## PROMPT:
Return the entries below in full. Keep every word as it is.

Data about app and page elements
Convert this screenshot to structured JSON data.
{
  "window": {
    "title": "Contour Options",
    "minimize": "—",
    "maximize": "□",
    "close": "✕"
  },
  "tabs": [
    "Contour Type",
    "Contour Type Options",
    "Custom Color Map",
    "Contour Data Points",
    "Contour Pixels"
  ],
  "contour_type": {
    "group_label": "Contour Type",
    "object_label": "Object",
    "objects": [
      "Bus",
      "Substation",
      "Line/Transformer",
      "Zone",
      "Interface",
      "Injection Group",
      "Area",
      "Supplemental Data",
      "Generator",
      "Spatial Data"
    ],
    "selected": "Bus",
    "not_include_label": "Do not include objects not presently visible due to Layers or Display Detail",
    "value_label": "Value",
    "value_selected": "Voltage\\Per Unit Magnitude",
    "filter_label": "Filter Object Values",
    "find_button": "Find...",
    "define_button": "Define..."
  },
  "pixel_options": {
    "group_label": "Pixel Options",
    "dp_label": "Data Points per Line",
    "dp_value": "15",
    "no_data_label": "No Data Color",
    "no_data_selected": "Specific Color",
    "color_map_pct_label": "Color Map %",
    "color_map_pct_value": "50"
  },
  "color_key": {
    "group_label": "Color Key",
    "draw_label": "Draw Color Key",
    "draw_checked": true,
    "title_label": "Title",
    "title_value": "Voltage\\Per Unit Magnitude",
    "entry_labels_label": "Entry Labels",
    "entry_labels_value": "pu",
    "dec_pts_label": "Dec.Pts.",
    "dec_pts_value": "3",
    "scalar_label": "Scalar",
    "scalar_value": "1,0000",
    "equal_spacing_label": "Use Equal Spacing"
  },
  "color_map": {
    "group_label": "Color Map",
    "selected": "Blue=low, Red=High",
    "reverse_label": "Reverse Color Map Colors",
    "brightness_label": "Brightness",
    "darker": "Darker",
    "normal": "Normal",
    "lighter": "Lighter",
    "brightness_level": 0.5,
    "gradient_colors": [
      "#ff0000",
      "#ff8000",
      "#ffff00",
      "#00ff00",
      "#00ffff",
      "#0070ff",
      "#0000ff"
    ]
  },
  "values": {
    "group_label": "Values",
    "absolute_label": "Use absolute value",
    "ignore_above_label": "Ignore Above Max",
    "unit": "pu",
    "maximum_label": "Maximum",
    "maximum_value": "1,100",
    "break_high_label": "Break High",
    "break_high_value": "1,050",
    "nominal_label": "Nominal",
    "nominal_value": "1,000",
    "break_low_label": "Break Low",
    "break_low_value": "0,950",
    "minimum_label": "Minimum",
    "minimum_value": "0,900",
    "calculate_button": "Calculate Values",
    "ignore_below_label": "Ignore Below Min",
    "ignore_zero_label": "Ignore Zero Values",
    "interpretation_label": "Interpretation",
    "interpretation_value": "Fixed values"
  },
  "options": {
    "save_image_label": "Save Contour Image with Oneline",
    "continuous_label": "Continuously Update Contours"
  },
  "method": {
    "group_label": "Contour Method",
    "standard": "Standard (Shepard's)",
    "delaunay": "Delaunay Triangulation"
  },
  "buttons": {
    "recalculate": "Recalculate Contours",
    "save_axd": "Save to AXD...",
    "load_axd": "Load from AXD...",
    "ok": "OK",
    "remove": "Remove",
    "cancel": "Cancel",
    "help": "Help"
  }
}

## YOUR RESPONSE:
Convert this screenshot to structured JSON data.
{
  "window": {
    "title": "Contour Options",
    "minimize": "—",
    "maximize": "□",
    "close": "✕"
  },
  "tabs": [
    "Contour Type",
    "Contour Type Options",
    "Custom Color Map",
    "Contour Data Points",
    "Contour Pixels"
  ],
  "contour_type": {
    "group_label": "Contour Type",
    "object_label": "Object",
    "objects": [
      "Bus",
      "Substation",
      "Line/Transformer",
      "Zone",
      "Interface",
      "Injection Group",
      "Area",
      "Supplemental Data",
      "Generator",
      "Spatial Data"
    ],
    "selected": "Bus",
    "not_include_label": "Do not include objects not presently visible due to Layers or Display Detail",
    "value_label": "Value",
    "value_selected": "Voltage\\Per Unit Magnitude",
    "filter_label": "Filter Object Values",
    "find_button": "Find...",
    "define_button": "Define..."
  },
  "pixel_options": {
    "group_label": "Pixel Options",
    "dp_label": "Data Points per Line",
    "dp_value": "15",
    "no_data_label": "No Data Color",
    "no_data_selected": "Specific Color",
    "color_map_pct_label": "Color Map %",
    "color_map_pct_value": "50"
  },
  "color_key": {
    "group_label": "Color Key",
    "draw_label": "Draw Color Key",
    "draw_checked": true,
    "title_label": "Title",
    "title_value": "Voltage\\Per Unit Magnitude",
    "entry_labels_label": "Entry Labels",
    "entry_labels_value": "pu",
    "dec_pts_label": "Dec.Pts.",
    "dec_pts_value": "3",
    "scalar_label": "Scalar",
    "scalar_value": "1,0000",
    "equal_spacing_label": "Use Equal Spacing"
  },
  "color_map": {
    "group_label": "Color Map",
    "selected": "Blue=low, Red=High",
    "reverse_label": "Reverse Color Map Colors",
    "brightness_label": "Brightness",
    "darker": "Darker",
    "normal": "Normal",
    "lighter": "Lighter",
    "brightness_level": 0.5,
    "gradient_colors": [
      "#ff0000",
      "#ff8000",
      "#ffff00",
      "#00ff00",
      "#00ffff",
      "#0070ff",
      "#0000ff"
    ]
  },
  "values": {
    "group_label": "Values",
    "absolute_label": "Use absolute value",
    "ignore_above_label": "Ignore Above Max",
    "unit": "pu",
    "maximum_label": "Maximum",
    "maximum_value": "1,100",
    "break_high_label": "Break High",
    "break_high_value": "1,050",
    "nominal_label": "Nominal",
    "nominal_value": "1,000",
    "break_low_label": "Break Low",
    "break_low_value": "0,950",
    "minimum_label": "Minimum",
    "minimum_value": "0,900",
    "calculate_button": "Calculate Values",
    "ignore_below_label": "Ignore Below Min",
    "ignore_zero_label": "Ignore Zero Values",
    "interpretation_label": "Interpretation",
    "interpretation_value": "Fixed values"
  },
  "options": {
    "save_image_label": "Save Contour Image with Oneline",
    "continuous_label": "Continuously Update Contours"
  },
  "method": {
    "group_label": "Contour Method",
    "standard": "Standard (Shepard's)",
    "delaunay": "Delaunay Triangulation"
  },
  "buttons": {
    "recalculate": "Recalculate Contours",
    "save_axd": "Save to AXD...",
    "load_axd": "Load from AXD...",
    "ok": "OK",
    "remove": "Remove",
    "cancel": "Cancel",
    "help": "Help"
  }
}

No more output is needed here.